In many respects an assertion that the plaintiff is not the real party in interest is similar to an affirmative defense, see Blau v. Lamb, 314 F.2d 618 (2d Cir.1963), cert. denied, 375 U.S. 813, 84 S. Ct. 44, 11 L. Ed. 2d 49 (1963), and accordingly should be raised, if not in the pleadings, as early as possible to place the plaintiff on notice of what he must prove in addition to the basic elements of his case. The Superior Court Rules of Civil Procedure, including Rule 17(a), were designed "to secure the just, speedy, and inexpensive determination" of the rights and liabilities of the litigants in every action in the Superior Court. See Super. R. Civ. P. 1. These rules represent a rejection of the practice of using procedural rules to trick or catch one's opponent off guard. See Surowitz v. Hilton Hotels Corp., 383 U.S. 363, 86 S. Ct. 845, 15 L. Ed. 2d 807 (1966); cf. Conley v. Gibson, 355 U.S. 41, 48, 78 S. Ct. 99, 103, 2 L. Ed. 2d 80, 86 (1957). Thus, this court will not permit a defendant to withhold his objection under Rule 17(a) until the eleventh hour in order to entrap the plaintiff. Requiring early disposal of the question of the plaintiff's status as the real party in interest would avoid the unfairness resulting from entrapment and the undue expenditure of judicial and litigants' resources incurred when a suit which has proceeded to trial is ultimately dismissed because the plaintiff was not the real party in interest.
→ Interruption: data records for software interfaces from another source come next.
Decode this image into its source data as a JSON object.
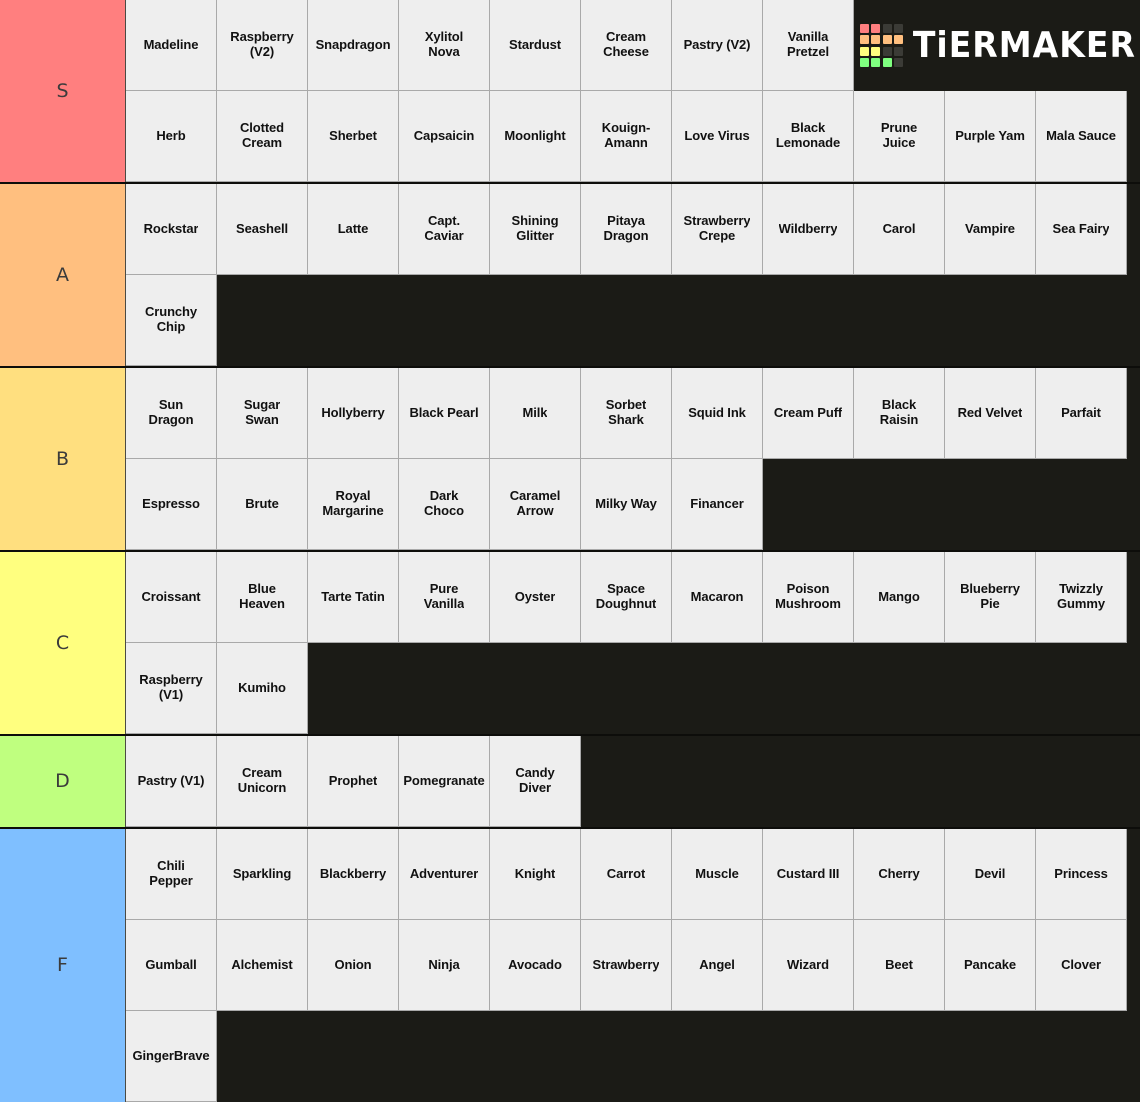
{
  "app": {
    "name": "TierMaker",
    "logo_text": "TiERMAKER",
    "logo_grid": [
      [
        "red",
        "red",
        "dark",
        "dark"
      ],
      [
        "orange",
        "orange",
        "orange",
        "orange"
      ],
      [
        "yellow",
        "yellow",
        "dark",
        "dark"
      ],
      [
        "green",
        "green",
        "green",
        "dark"
      ]
    ],
    "logo_colors": {
      "red": "#FF7F7F",
      "orange": "#FFBF7F",
      "yellow": "#FFFF7F",
      "green": "#7FFF7F",
      "dark": "#3b3b36"
    }
  },
  "background_color": "#1b1b16",
  "cell_color": "#eeeeee",
  "tiers": [
    {
      "label": "S",
      "color": "#FF7F7F",
      "rows": [
        [
          "Madeline",
          "Raspberry\n(V2)",
          "Snapdragon",
          "Xylitol\nNova",
          "Stardust",
          "Cream\nCheese",
          "Pastry (V2)",
          "Vanilla\nPretzel"
        ],
        [
          "Herb",
          "Clotted\nCream",
          "Sherbet",
          "Capsaicin",
          "Moonlight",
          "Kouign-\nAmann",
          "Love Virus",
          "Black\nLemonade",
          "Prune\nJuice",
          "Purple Yam",
          "Mala Sauce"
        ]
      ],
      "logo_row": 0
    },
    {
      "label": "A",
      "color": "#FFBF7F",
      "rows": [
        [
          "Rockstar",
          "Seashell",
          "Latte",
          "Capt.\nCaviar",
          "Shining\nGlitter",
          "Pitaya\nDragon",
          "Strawberry\nCrepe",
          "Wildberry",
          "Carol",
          "Vampire",
          "Sea Fairy"
        ],
        [
          "Crunchy\nChip"
        ]
      ]
    },
    {
      "label": "B",
      "color": "#FFDF7F",
      "rows": [
        [
          "Sun\nDragon",
          "Sugar\nSwan",
          "Hollyberry",
          "Black Pearl",
          "Milk",
          "Sorbet\nShark",
          "Squid Ink",
          "Cream Puff",
          "Black\nRaisin",
          "Red Velvet",
          "Parfait"
        ],
        [
          "Espresso",
          "Brute",
          "Royal\nMargarine",
          "Dark\nChoco",
          "Caramel\nArrow",
          "Milky Way",
          "Financer"
        ]
      ]
    },
    {
      "label": "C",
      "color": "#FFFF7F",
      "rows": [
        [
          "Croissant",
          "Blue\nHeaven",
          "Tarte Tatin",
          "Pure\nVanilla",
          "Oyster",
          "Space\nDoughnut",
          "Macaron",
          "Poison\nMushroom",
          "Mango",
          "Blueberry\nPie",
          "Twizzly\nGummy"
        ],
        [
          "Raspberry\n(V1)",
          "Kumiho"
        ]
      ]
    },
    {
      "label": "D",
      "color": "#BFFF7F",
      "rows": [
        [
          "Pastry (V1)",
          "Cream\nUnicorn",
          "Prophet",
          "Pomegranate",
          "Candy\nDiver"
        ]
      ]
    },
    {
      "label": "F",
      "color": "#7FBFFF",
      "rows": [
        [
          "Chili\nPepper",
          "Sparkling",
          "Blackberry",
          "Adventurer",
          "Knight",
          "Carrot",
          "Muscle",
          "Custard III",
          "Cherry",
          "Devil",
          "Princess"
        ],
        [
          "Gumball",
          "Alchemist",
          "Onion",
          "Ninja",
          "Avocado",
          "Strawberry",
          "Angel",
          "Wizard",
          "Beet",
          "Pancake",
          "Clover"
        ],
        [
          "GingerBrave"
        ]
      ]
    }
  ]
}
Certainly where defendants were not prejudiced by the suit being brought *131 in the name of Esquire instead of Aquacade, they should not be permitted to wait until trial to raise the Rule 17(a) defense. Nothing in the record suggests that defendants were ignorant of the real party in interest or the actual claims involved. It appears that their delay in raising this defense resulted merely from an attempt to entrap plaintiff. The importance of maintaining the availability of that defense for the protection of defendants is outweighed in such a case by the interest of the court in avoiding the waste of judicial effort and litigants' resources by permitting such a defense to be raised during trial and thereby causing dismissal of the action at that point. In these circumstances, it cannot be said that the trial justice abused his discretion in ruling that defendants had waived their right to challenge plaintiff's statutes as the real party in interest by waiting until trial to make such a challenge.
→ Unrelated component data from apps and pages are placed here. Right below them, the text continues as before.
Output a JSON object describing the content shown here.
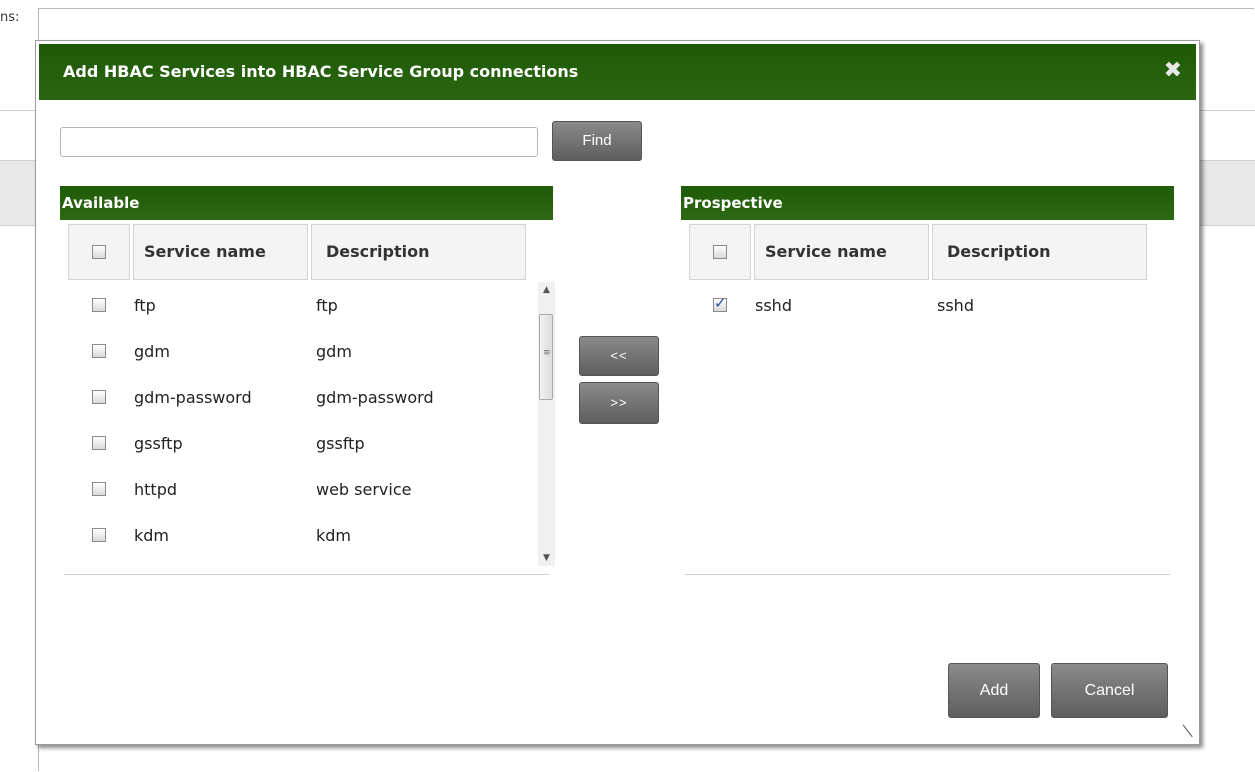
{
  "background": {
    "label": "ns:"
  },
  "dialog": {
    "title": "Add HBAC Services into HBAC Service Group connections",
    "close_icon": "close-icon",
    "search": {
      "value": "",
      "placeholder": ""
    },
    "find_label": "Find",
    "move_left_label": "<<",
    "move_right_label": ">>",
    "add_label": "Add",
    "cancel_label": "Cancel"
  },
  "available": {
    "title": "Available",
    "columns": [
      "Service name",
      "Description"
    ],
    "rows": [
      {
        "name": "ftp",
        "description": "ftp",
        "checked": false
      },
      {
        "name": "gdm",
        "description": "gdm",
        "checked": false
      },
      {
        "name": "gdm-password",
        "description": "gdm-password",
        "checked": false
      },
      {
        "name": "gssftp",
        "description": "gssftp",
        "checked": false
      },
      {
        "name": "httpd",
        "description": "web service",
        "checked": false
      },
      {
        "name": "kdm",
        "description": "kdm",
        "checked": false
      }
    ]
  },
  "prospective": {
    "title": "Prospective",
    "columns": [
      "Service name",
      "Description"
    ],
    "rows": [
      {
        "name": "sshd",
        "description": "sshd",
        "checked": true
      }
    ]
  },
  "colors": {
    "header_green": "#235d0b",
    "button_gray": "#6e6e6e"
  }
}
We find no merit to the defendants' second contention, that insufficient evidence was introduced to establish Esquire's right to compensation by the defendants. The defendants introduced evidence showing that Esquire was in fact the same corporate entity as Aquacade with solely a difference in name. Thus, it could reasonably be inferred from such evidence that the rights to payment for services rendered and goods delivered possessed by Aquacade were, upon the change in name, possessed by Esquire. Thus, sufficient evidence had been introduced to establish the fact that Esquire was entitled to payment for the goods and services provided by Aquacade.
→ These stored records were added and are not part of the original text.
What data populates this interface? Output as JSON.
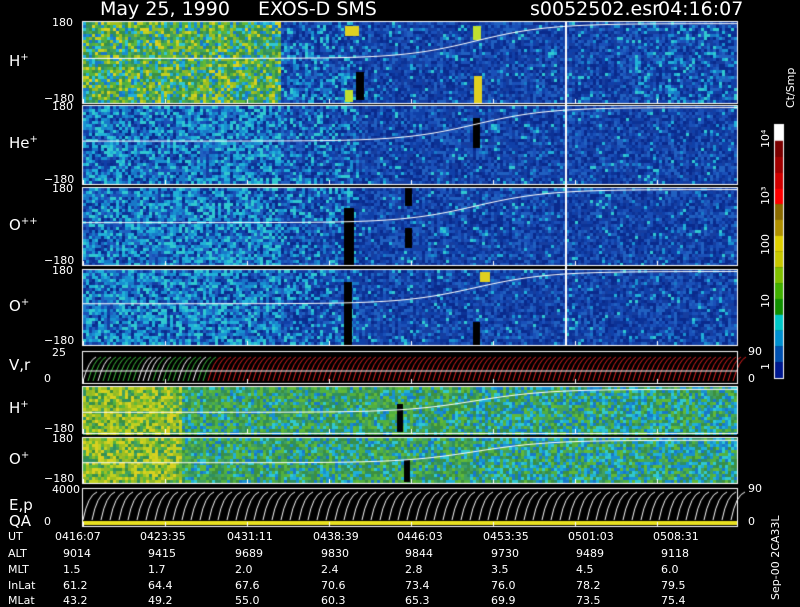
{
  "header": {
    "date": "May 25, 1990",
    "instrument": "EXOS-D SMS",
    "file": "s0052502.esr",
    "time": "04:16:07"
  },
  "panels": [
    {
      "label": "H",
      "sup": "+",
      "ytop": "180",
      "ybot": "−180",
      "kind": "spectrogram"
    },
    {
      "label": "He",
      "sup": "+",
      "ytop": "180",
      "ybot": "−180",
      "kind": "spectrogram"
    },
    {
      "label": "O",
      "sup": "++",
      "ytop": "180",
      "ybot": "−180",
      "kind": "spectrogram"
    },
    {
      "label": "O",
      "sup": "+",
      "ytop": "180",
      "ybot": "−180",
      "kind": "spectrogram"
    },
    {
      "label": "V,r",
      "sup": "",
      "ytop": "25",
      "ybot": "0",
      "right_top": "90",
      "right_bot": "0",
      "kind": "lines"
    },
    {
      "label": "H",
      "sup": "+",
      "ytop": "",
      "ybot": "−180",
      "kind": "spectrogram"
    },
    {
      "label": "O",
      "sup": "+",
      "ytop": "180",
      "ybot": "−180",
      "kind": "spectrogram"
    },
    {
      "label": "E,p",
      "label2": "QA",
      "sup": "",
      "ytop": "4000",
      "ybot": "0",
      "right_top": "90",
      "right_bot": "0",
      "kind": "lines"
    }
  ],
  "colorbar": {
    "unit": "Ct/Smp",
    "ticks": [
      "10⁴",
      "10³",
      "100",
      "10",
      "1"
    ],
    "colors": [
      "#ffffff",
      "#7a0000",
      "#a00000",
      "#d00000",
      "#ff0000",
      "#8a6a00",
      "#b09000",
      "#e0d000",
      "#c8c800",
      "#80c000",
      "#40b000",
      "#109000",
      "#00c8c8",
      "#0090d0",
      "#0050b0",
      "#001890"
    ]
  },
  "footer": {
    "row_labels": [
      "UT",
      "ALT",
      "MLT",
      "InLat",
      "MLat"
    ],
    "columns": [
      {
        "UT": "0416:07",
        "ALT": "9014",
        "MLT": "1.5",
        "InLat": "61.2",
        "MLat": "43.2"
      },
      {
        "UT": "0423:35",
        "ALT": "9415",
        "MLT": "1.7",
        "InLat": "64.4",
        "MLat": "49.2"
      },
      {
        "UT": "0431:11",
        "ALT": "9689",
        "MLT": "2.0",
        "InLat": "67.6",
        "MLat": "55.0"
      },
      {
        "UT": "0438:39",
        "ALT": "9830",
        "MLT": "2.4",
        "InLat": "70.6",
        "MLat": "60.3"
      },
      {
        "UT": "0446:03",
        "ALT": "9844",
        "MLT": "2.8",
        "InLat": "73.4",
        "MLat": "65.3"
      },
      {
        "UT": "0453:35",
        "ALT": "9730",
        "MLT": "3.5",
        "InLat": "76.0",
        "MLat": "69.9"
      },
      {
        "UT": "0501:03",
        "ALT": "9489",
        "MLT": "4.5",
        "InLat": "78.2",
        "MLat": "73.5"
      },
      {
        "UT": "0508:31",
        "ALT": "9118",
        "MLT": "6.0",
        "InLat": "79.5",
        "MLat": "75.4"
      }
    ]
  },
  "side_note": "Sep-00 2CA33L",
  "chart_data": {
    "type": "heatmap",
    "title": "May 25, 1990   EXOS-D SMS",
    "x_ticks": [
      "0416:07",
      "0423:35",
      "0431:11",
      "0438:39",
      "0446:03",
      "0453:35",
      "0501:03",
      "0508:31"
    ],
    "ut_range": [
      "0416:07",
      "0512:00"
    ],
    "y_range_pitch": [
      -180,
      180
    ],
    "colorbar_range_ct_smp": [
      1,
      10000
    ],
    "colorbar_scale": "log",
    "series": [
      {
        "name": "H+"
      },
      {
        "name": "He+"
      },
      {
        "name": "O++"
      },
      {
        "name": "O+"
      },
      {
        "name": "V,r"
      },
      {
        "name": "H+"
      },
      {
        "name": "O+"
      },
      {
        "name": "E,p"
      }
    ],
    "notes": [
      "QA"
    ]
  }
}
The appeal of the defendants is denied and dismissed, the judgment appealed from is affirmed, and the case is remanded to the Superior Court for further proceedings consistent with this opinion.